Village Physiotherapy and Rehabilitation Shellharbour

Forgotten Knee Mechanics

Knee mechanics are more complex than you think. As much as they appear to be a hinge joint that flexes and extends, most people don’t realise that the knee rotates. 

Look at your sore knee and look at your good knee. If you straighten all the way out, can your good knee go further? 

Full extension into a lockout position is a normal and natural movement of the knee and is an energy conservation position for your quadricep muscles. This is called “terminal extension”. For terminal extension to occur the tibia needs to externally rotate in relation to the femur. Rotation is often lost as a result of arthritis, joint stiffness or even more simply a muscle spasm in a small muscle in the posterior knee called popliteus. The role of popliteus is to control the rotation of knee.
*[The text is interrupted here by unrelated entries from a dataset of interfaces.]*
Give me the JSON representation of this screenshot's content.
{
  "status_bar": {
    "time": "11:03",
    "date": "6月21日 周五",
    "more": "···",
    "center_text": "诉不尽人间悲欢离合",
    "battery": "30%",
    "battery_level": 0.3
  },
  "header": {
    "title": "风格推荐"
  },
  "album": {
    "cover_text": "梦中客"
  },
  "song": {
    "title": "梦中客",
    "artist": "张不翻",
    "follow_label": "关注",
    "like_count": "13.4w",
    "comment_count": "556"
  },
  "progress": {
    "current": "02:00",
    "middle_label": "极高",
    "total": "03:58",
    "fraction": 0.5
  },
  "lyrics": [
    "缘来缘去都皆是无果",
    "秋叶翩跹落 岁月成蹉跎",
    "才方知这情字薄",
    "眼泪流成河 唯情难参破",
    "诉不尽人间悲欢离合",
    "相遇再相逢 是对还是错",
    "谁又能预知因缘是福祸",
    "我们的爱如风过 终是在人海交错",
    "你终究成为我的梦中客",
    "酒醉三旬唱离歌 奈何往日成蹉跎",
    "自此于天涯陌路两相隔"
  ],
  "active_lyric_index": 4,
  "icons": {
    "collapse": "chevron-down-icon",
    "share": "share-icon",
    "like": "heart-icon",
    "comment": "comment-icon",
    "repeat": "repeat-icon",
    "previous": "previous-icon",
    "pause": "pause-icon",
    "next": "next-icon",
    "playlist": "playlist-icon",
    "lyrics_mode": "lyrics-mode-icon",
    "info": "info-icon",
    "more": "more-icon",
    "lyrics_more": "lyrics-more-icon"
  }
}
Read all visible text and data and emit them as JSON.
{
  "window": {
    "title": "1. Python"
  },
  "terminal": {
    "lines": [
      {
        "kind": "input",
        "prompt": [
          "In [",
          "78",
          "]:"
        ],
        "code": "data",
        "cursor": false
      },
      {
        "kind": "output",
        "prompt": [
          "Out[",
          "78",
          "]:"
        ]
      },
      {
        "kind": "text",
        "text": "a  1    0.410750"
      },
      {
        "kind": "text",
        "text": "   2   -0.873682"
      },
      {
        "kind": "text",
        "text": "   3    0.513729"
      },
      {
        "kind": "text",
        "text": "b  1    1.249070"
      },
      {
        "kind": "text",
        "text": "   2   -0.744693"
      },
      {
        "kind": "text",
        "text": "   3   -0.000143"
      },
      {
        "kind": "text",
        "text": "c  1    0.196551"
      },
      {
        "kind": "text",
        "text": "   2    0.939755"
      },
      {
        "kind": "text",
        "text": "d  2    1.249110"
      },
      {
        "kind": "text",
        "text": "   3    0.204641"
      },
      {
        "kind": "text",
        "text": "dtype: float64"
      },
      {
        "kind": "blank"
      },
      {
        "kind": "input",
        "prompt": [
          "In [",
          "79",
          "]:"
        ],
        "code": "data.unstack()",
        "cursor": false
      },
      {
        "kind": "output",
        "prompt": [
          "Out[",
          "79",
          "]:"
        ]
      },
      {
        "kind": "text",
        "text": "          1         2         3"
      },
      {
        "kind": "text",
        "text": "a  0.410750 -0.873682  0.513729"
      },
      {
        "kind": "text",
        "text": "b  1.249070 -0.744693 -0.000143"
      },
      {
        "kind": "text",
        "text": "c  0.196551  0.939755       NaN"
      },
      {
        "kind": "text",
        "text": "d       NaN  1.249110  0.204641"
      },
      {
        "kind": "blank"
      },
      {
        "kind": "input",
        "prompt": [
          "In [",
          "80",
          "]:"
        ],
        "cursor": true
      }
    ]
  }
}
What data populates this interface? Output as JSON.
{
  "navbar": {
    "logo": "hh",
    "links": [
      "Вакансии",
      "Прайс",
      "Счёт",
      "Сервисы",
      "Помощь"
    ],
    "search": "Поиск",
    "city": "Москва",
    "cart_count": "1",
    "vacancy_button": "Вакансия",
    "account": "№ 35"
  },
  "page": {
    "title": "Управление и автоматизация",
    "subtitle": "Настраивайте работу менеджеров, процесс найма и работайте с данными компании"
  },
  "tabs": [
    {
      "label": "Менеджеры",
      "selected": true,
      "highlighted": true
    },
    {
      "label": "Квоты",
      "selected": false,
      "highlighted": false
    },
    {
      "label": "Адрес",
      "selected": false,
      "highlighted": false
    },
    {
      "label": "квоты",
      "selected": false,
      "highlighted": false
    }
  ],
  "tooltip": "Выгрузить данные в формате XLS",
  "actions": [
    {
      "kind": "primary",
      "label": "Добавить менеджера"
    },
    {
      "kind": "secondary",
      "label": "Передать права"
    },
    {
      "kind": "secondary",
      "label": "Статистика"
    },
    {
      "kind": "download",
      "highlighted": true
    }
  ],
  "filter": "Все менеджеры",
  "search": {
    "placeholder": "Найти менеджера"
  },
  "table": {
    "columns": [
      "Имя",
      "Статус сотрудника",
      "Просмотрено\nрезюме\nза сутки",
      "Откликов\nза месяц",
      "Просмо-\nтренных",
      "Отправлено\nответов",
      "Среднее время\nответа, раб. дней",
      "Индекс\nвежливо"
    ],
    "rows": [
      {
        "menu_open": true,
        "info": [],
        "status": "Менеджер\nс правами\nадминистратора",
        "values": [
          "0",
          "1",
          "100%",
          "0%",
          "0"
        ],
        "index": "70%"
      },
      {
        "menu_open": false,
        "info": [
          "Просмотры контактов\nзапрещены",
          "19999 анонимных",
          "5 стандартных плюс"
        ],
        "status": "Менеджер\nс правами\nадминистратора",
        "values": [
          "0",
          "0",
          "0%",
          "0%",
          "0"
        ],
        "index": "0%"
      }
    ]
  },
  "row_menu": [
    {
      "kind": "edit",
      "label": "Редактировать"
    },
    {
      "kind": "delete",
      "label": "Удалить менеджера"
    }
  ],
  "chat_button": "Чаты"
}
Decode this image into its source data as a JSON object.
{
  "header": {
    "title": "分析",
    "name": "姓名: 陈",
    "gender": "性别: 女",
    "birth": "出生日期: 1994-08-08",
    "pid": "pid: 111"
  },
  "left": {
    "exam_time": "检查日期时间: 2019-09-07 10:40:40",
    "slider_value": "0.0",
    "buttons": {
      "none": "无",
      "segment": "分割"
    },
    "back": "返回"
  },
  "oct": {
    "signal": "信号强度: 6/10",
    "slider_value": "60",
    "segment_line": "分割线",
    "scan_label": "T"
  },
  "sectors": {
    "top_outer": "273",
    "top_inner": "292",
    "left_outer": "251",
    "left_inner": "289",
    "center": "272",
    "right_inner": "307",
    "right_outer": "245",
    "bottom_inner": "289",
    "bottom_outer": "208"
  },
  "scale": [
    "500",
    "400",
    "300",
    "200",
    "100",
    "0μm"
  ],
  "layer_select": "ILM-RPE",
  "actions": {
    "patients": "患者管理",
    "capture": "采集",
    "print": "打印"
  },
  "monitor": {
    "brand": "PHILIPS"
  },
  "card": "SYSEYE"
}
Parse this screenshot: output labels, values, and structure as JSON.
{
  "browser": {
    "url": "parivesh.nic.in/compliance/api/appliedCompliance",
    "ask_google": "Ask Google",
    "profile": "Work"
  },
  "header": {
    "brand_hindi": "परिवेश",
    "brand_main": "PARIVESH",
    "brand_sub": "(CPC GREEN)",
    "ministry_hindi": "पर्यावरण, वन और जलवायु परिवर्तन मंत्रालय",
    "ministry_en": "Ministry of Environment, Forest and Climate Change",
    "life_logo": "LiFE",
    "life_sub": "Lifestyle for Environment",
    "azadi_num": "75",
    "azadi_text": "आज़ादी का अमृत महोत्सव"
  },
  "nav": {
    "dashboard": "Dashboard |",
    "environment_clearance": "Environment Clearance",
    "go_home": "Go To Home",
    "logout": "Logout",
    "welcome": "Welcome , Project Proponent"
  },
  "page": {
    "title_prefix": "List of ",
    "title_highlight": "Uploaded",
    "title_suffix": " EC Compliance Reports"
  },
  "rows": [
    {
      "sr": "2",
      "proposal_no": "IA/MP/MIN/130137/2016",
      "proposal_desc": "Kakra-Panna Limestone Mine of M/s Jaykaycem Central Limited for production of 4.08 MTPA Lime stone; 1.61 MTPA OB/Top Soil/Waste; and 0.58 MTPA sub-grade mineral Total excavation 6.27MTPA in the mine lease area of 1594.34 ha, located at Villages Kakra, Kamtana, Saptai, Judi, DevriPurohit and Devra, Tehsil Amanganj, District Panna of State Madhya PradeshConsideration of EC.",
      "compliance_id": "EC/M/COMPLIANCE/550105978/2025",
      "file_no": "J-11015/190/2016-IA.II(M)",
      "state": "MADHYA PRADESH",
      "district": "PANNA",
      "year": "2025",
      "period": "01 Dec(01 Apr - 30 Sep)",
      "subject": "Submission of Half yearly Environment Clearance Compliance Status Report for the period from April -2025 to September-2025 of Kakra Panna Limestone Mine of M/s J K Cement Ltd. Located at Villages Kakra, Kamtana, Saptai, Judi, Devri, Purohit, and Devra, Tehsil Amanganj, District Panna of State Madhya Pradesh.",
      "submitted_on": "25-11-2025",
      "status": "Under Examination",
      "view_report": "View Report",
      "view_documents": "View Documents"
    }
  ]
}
Popliteus lengthens to allow terminal extension and contracts to unlock a terminal knee allowing the knee to bend. 

Decreased knee rotation can present in a number of ways:
Knee Mechanics
  • Pain in the medial knee joint 
  • Patellofemoral joint pain 
  • Posterior knee pain 
  • Occasional collapsing or buckling knee that is frightening but may not be painful.
  • Loss of knee range in either direction (usually a small change in knee extension and a more noticeable change in flexion, though issues with full knee extension can be more problematic). 

The reality of this issue is sometimes the knee is too far gone. Prolonged poor knee mechanics leads to joint degeneration (hence the large volume of total knee replacements every year). However, if you address it early and prevent excessive joint wearing, this is a very treatable condition. 

A physiotherapist can help by:
  • Releasing the popliteus muscle and help educate you on how to do so safely yourself. A necessary measure as the muscle is in a particularly sensitive area. 
  • Mobilising your knee to encourage synovial fluid production and passive knee rotation in a stiff/arthritic knee
  • Demonstrate active range of motion exercises to encourage better active knee rotation
  • Provide you with resistance exercises to strengthen and learn to better activate popliteus
  • Educate you on how to better identify when you knee is starting to stiffen again and how to use the strategies listed above to manage your knee as this does often recur

Warning: Although a subtle rotation of the knee joint is normal, you should NOT attempt to twist and your knee aggressively or force rotation underload as most knee injuries in sport occur due to a twisting mechanism. Please ask your therapist and try to better understand the role and timing of knee rotation if your think this can help you.  

A terminal knee extension myth

A common misconception is that you should avoid locking your knees. This is good advice that has been misinterpreted. You are allowed to lock out and in fact this is normal. Where locking out your knees should be avoided is during heavy gym exercises such as leg press where the knee is at risk of injury into the hyperextended position (we have all heard the horror stories).